> **The problem**: Output all records verbatim.
=== Provided information ===
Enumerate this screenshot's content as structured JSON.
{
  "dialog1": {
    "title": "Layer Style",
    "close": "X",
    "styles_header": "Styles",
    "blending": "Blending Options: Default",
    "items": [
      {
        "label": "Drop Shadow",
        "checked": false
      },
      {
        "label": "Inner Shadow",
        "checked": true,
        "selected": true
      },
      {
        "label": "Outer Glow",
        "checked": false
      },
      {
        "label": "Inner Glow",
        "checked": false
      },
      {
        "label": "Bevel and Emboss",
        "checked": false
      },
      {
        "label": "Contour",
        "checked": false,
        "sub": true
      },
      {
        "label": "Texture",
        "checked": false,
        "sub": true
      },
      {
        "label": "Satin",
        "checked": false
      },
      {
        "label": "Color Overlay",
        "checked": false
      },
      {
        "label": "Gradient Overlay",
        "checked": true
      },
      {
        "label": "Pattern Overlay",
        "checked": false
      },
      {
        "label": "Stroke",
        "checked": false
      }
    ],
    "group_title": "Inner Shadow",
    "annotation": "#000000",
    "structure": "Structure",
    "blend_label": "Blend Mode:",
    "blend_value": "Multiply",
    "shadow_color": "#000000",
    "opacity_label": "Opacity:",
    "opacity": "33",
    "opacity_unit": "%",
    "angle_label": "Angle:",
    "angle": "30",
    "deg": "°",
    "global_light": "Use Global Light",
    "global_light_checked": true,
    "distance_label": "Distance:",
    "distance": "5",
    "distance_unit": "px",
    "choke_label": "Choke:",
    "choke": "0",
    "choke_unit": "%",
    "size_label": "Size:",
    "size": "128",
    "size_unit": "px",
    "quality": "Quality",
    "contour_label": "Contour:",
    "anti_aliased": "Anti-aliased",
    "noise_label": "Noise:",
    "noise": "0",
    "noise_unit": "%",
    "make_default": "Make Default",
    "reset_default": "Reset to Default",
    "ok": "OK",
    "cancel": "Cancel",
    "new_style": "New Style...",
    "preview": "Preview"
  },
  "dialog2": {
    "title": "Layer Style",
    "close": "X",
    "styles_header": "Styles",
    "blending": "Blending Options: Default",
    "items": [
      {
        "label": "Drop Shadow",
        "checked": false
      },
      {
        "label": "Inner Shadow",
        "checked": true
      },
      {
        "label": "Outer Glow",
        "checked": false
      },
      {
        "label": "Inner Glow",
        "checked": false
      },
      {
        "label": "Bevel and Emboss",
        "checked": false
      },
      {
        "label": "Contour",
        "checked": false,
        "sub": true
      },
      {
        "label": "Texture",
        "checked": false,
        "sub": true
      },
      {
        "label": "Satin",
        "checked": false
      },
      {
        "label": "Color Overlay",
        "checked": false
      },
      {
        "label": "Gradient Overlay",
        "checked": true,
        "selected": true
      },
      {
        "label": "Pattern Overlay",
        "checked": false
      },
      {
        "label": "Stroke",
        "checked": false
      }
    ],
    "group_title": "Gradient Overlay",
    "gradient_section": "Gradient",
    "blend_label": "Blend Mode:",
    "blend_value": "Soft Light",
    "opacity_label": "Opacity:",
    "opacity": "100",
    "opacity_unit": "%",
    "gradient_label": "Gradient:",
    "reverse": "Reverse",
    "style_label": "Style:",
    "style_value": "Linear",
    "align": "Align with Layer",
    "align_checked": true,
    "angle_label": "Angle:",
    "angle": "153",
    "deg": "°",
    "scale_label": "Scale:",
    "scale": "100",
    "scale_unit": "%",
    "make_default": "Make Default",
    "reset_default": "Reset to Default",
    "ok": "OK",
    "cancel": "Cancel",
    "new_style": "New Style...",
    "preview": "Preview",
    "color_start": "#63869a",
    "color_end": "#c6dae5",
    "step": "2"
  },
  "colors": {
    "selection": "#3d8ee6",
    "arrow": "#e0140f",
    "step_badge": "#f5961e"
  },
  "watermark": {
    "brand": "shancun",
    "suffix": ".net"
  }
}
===
> **Final answer**:
Enumerate this screenshot's content as structured JSON.
{
  "dialog1": {
    "title": "Layer Style",
    "close": "X",
    "styles_header": "Styles",
    "blending": "Blending Options: Default",
    "items": [
      {
        "label": "Drop Shadow",
        "checked": false
      },
      {
        "label": "Inner Shadow",
        "checked": true,
        "selected": true
      },
      {
        "label": "Outer Glow",
        "checked": false
      },
      {
        "label": "Inner Glow",
        "checked": false
      },
      {
        "label": "Bevel and Emboss",
        "checked": false
      },
      {
        "label": "Contour",
        "checked": false,
        "sub": true
      },
      {
        "label": "Texture",
        "checked": false,
        "sub": true
      },
      {
        "label": "Satin",
        "checked": false
      },
      {
        "label": "Color Overlay",
        "checked": false
      },
      {
        "label": "Gradient Overlay",
        "checked": true
      },
      {
        "label": "Pattern Overlay",
        "checked": false
      },
      {
        "label": "Stroke",
        "checked": false
      }
    ],
    "group_title": "Inner Shadow",
    "annotation": "#000000",
    "structure": "Structure",
    "blend_label": "Blend Mode:",
    "blend_value": "Multiply",
    "shadow_color": "#000000",
    "opacity_label": "Opacity:",
    "opacity": "33",
    "opacity_unit": "%",
    "angle_label": "Angle:",
    "angle": "30",
    "deg": "°",
    "global_light": "Use Global Light",
    "global_light_checked": true,
    "distance_label": "Distance:",
    "distance": "5",
    "distance_unit": "px",
    "choke_label": "Choke:",
    "choke": "0",
    "choke_unit": "%",
    "size_label": "Size:",
    "size": "128",
    "size_unit": "px",
    "quality": "Quality",
    "contour_label": "Contour:",
    "anti_aliased": "Anti-aliased",
    "noise_label": "Noise:",
    "noise": "0",
    "noise_unit": "%",
    "make_default": "Make Default",
    "reset_default": "Reset to Default",
    "ok": "OK",
    "cancel": "Cancel",
    "new_style": "New Style...",
    "preview": "Preview"
  },
  "dialog2": {
    "title": "Layer Style",
    "close": "X",
    "styles_header": "Styles",
    "blending": "Blending Options: Default",
    "items": [
      {
        "label": "Drop Shadow",
        "checked": false
      },
      {
        "label": "Inner Shadow",
        "checked": true
      },
      {
        "label": "Outer Glow",
        "checked": false
      },
      {
        "label": "Inner Glow",
        "checked": false
      },
      {
        "label": "Bevel and Emboss",
        "checked": false
      },
      {
        "label": "Contour",
        "checked": false,
        "sub": true
      },
      {
        "label": "Texture",
        "checked": false,
        "sub": true
      },
      {
        "label": "Satin",
        "checked": false
      },
      {
        "label": "Color Overlay",
        "checked": false
      },
      {
        "label": "Gradient Overlay",
        "checked": true,
        "selected": true
      },
      {
        "label": "Pattern Overlay",
        "checked": false
      },
      {
        "label": "Stroke",
        "checked": false
      }
    ],
    "group_title": "Gradient Overlay",
    "gradient_section": "Gradient",
    "blend_label": "Blend Mode:",
    "blend_value": "Soft Light",
    "opacity_label": "Opacity:",
    "opacity": "100",
    "opacity_unit": "%",
    "gradient_label": "Gradient:",
    "reverse": "Reverse",
    "style_label": "Style:",
    "style_value": "Linear",
    "align": "Align with Layer",
    "align_checked": true,
    "angle_label": "Angle:",
    "angle": "153",
    "deg": "°",
    "scale_label": "Scale:",
    "scale": "100",
    "scale_unit": "%",
    "make_default": "Make Default",
    "reset_default": "Reset to Default",
    "ok": "OK",
    "cancel": "Cancel",
    "new_style": "New Style...",
    "preview": "Preview",
    "color_start": "#63869a",
    "color_end": "#c6dae5",
    "step": "2"
  },
  "colors": {
    "selection": "#3d8ee6",
    "arrow": "#e0140f",
    "step_badge": "#f5961e"
  },
  "watermark": {
    "brand": "shancun",
    "suffix": ".net"
  }
}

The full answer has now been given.